    No preview · Article · Oct 2011 · Journal of Applied Physics

Publication Stats

878 Citations
162.92 Total Impact Points
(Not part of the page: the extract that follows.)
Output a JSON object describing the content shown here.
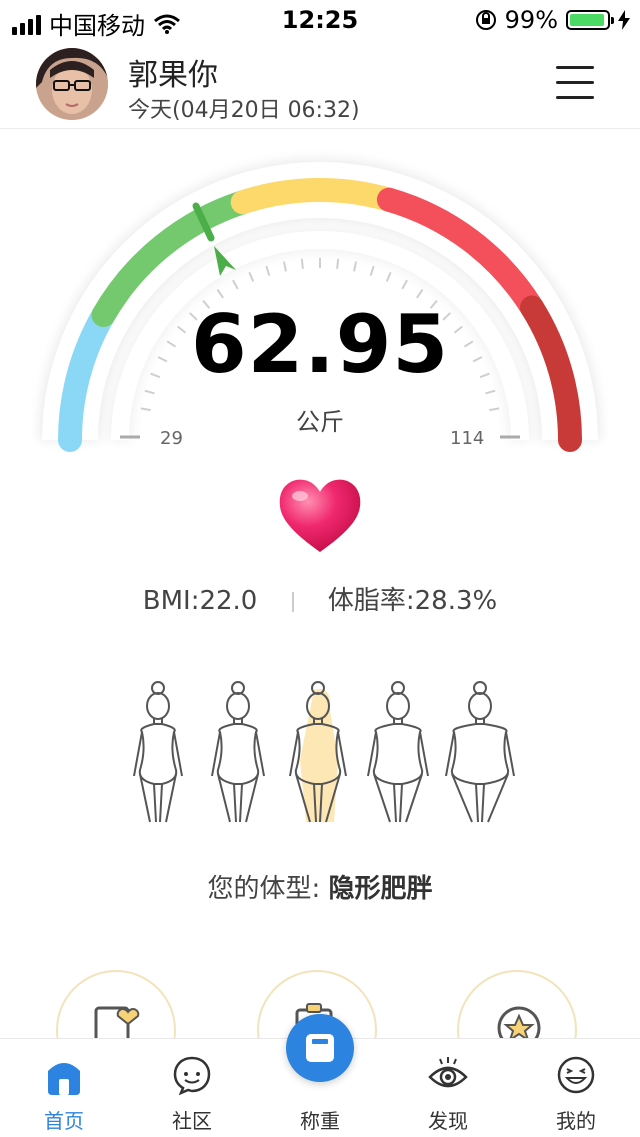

  • 2008-2015
    • National Institute of Standards and Technology
      • • Applied Chemicals and Materials Division
      • • Material Measurement Laboratory (MML)
      • • Materials Science and Engineering Division
      GAI, Maryland, United States
    • Sandia National Laboratories
      • Semiconductor Material and Device Sciences Department
      Albuquerque, New Mexico, United States
  • 2007-2008
    • University of California, Berkeley
      Berkeley, California, United States
  • 2005-2007
    • University of Colorado at Boulder
      • Department of Mechanical Engineering (ME)
      Boulder, CO, United States
    • University of Colorado
      • Department of Mechanical Engineering
      Denver, CO, United States